How many times have we heard this passage and the others like it and we can’t help agreeing with it; after all, it is the Lord’s command, but how do we do it? I think that often when it comes to things that are difficult in scripture we think if we repeat it enough and apply our self-will, we can cause it to become internalized in us, i.e. forgiveness will start to happen because we want it to. That is dangerous as we are just as likely or even more likely to just start paying it lip service, lulling ourselves into a false sense of security. Our minds are wonderfully adept at justifying our thoughts and often betray us to that end.
I submit to you that we must have love in our hearts to forgive and we cannot love adequately apart from the Holy Spirit. Even when we are submitted to the Lord there are things that are difficult for us and sometimes we have to make the decision to forgive and ask the Lord to cause our mind and emotions to catch up to our decision. This in itself is not possible if we are not appropriately submitted to the Lord.

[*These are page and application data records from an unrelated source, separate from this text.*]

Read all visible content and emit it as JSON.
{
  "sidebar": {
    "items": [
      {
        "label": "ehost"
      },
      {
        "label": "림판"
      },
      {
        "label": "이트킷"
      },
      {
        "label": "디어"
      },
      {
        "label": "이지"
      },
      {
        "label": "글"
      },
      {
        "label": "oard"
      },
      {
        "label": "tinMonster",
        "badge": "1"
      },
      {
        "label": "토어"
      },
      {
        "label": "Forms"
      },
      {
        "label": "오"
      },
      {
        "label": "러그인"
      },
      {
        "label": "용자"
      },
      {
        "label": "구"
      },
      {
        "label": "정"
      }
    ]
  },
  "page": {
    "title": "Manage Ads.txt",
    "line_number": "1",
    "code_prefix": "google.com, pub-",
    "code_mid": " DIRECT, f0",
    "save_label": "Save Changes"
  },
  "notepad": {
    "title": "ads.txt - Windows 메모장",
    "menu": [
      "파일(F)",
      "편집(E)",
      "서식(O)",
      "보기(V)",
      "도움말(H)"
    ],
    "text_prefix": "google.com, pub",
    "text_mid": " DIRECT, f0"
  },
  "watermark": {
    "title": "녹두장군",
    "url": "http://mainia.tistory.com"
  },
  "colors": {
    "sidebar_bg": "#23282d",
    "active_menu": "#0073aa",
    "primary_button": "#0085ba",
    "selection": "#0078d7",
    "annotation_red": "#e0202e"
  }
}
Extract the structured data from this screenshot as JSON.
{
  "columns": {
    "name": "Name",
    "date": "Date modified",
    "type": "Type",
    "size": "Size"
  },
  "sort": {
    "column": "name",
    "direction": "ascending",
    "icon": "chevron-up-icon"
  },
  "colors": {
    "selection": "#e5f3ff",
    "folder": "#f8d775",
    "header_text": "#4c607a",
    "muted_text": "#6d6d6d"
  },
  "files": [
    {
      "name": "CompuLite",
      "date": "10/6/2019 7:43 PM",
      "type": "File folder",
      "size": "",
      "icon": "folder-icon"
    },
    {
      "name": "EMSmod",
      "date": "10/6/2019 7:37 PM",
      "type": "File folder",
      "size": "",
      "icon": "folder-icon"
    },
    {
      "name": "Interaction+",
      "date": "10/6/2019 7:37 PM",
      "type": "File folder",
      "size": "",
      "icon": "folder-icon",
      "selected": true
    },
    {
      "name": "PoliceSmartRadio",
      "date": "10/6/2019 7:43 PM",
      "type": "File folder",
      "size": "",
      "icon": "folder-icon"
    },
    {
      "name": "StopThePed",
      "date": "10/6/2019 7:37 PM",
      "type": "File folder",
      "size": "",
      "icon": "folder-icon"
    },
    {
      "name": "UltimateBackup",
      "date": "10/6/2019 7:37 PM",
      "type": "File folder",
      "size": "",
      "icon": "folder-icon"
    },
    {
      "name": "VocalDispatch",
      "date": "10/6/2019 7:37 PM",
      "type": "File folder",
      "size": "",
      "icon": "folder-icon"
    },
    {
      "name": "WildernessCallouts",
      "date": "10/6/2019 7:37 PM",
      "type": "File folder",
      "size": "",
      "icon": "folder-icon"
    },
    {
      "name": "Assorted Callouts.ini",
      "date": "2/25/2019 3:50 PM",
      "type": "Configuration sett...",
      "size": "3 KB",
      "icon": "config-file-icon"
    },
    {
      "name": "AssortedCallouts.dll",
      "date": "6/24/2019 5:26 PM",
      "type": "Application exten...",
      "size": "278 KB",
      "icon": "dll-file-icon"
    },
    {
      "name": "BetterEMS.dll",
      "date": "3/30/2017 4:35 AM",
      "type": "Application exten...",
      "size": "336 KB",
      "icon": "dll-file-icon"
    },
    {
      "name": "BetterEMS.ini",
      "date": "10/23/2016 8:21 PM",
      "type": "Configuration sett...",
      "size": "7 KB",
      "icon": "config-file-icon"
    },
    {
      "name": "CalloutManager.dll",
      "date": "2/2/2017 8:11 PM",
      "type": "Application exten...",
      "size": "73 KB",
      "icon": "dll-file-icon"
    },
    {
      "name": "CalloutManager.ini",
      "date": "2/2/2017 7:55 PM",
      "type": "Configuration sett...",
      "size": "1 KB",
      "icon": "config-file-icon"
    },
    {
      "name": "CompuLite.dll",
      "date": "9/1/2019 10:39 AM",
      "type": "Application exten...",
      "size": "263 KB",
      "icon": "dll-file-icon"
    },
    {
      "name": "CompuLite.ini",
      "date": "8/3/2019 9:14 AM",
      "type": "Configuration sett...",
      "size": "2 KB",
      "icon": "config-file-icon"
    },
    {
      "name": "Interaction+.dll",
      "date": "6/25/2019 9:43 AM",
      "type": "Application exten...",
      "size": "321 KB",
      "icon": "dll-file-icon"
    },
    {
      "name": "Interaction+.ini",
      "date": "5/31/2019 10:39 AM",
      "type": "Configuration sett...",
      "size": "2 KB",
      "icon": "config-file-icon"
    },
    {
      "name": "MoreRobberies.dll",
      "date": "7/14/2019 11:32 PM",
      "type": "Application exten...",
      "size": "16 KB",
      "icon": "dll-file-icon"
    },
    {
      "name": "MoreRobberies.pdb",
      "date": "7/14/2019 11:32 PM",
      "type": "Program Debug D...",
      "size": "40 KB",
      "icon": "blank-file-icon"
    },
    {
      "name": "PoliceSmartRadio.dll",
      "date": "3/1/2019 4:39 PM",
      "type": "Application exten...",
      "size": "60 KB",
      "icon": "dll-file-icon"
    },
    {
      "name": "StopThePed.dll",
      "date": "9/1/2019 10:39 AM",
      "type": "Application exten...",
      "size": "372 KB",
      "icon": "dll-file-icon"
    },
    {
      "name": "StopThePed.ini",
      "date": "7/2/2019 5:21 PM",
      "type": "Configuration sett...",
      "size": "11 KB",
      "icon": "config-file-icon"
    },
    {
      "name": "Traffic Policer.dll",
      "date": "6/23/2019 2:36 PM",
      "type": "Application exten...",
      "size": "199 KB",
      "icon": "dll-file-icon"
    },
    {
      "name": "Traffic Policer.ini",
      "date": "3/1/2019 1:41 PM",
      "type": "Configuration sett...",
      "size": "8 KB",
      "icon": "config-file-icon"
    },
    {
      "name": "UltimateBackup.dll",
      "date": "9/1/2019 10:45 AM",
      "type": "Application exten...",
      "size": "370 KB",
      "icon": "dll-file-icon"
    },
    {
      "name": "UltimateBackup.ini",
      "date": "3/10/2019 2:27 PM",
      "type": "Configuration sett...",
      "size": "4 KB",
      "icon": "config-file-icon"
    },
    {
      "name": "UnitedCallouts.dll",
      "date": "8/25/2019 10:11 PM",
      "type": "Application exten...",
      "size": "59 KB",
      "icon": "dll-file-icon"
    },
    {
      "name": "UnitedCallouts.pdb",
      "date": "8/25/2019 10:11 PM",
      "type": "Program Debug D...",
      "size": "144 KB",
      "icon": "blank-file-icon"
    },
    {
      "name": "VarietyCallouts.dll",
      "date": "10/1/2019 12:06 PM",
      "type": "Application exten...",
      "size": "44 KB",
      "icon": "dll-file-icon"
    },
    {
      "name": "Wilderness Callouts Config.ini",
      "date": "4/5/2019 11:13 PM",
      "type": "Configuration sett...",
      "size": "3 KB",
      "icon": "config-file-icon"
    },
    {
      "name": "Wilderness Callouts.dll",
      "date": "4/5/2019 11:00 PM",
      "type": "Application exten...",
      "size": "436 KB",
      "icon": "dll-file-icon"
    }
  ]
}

Forgiveness will be a lot easier if we can try to see ourselves and others from God’s perspective instead of always viewing others and ourselves from our own unique and selfish perspective. If I could manage that, I might be able to see the real motivations behind other people’s thoughts, words and actions. I might see that we are fighting a common battle, but separately (isolated) and that one or both of us may be losing and getting hurt badly. I might even see the possible tragic consequence in eternity for others (and/or myself) of not persevering or maybe never even engaging in that spiritual battle. If I could even get a glimpse from God’s perspective, I/we may get some indication of what really makes our heavenly Father sorrowful and angry.
How is it that we want Justice for everyone else and Mercy for ourselves? Scripture is clear, if we want mercy, we must be merciful. We must love and forgive. How do we do that? We have to start by getting our mind off ourselves and realizing that we are here to bring Glory to God, not to promote ourselves.
The easiest way I’ve found to forgive others is to pray for them with no strings attached – to pray the LORD’s blessings over them for whatever they need, not that which will make it easier on me. It is very hard to be reasonable when you are angry or emotional, but it is impossible to stay angry at someone when you are truly praying blessings over them.
My very favorite scripture passage right now is James 2:12, 13 which says, “Speak and act as those who are going to be judged by the law that gives freedom. Because judgment without mercy will be shown to anyone who has not been merciful. Mercy triumphs over judgment!”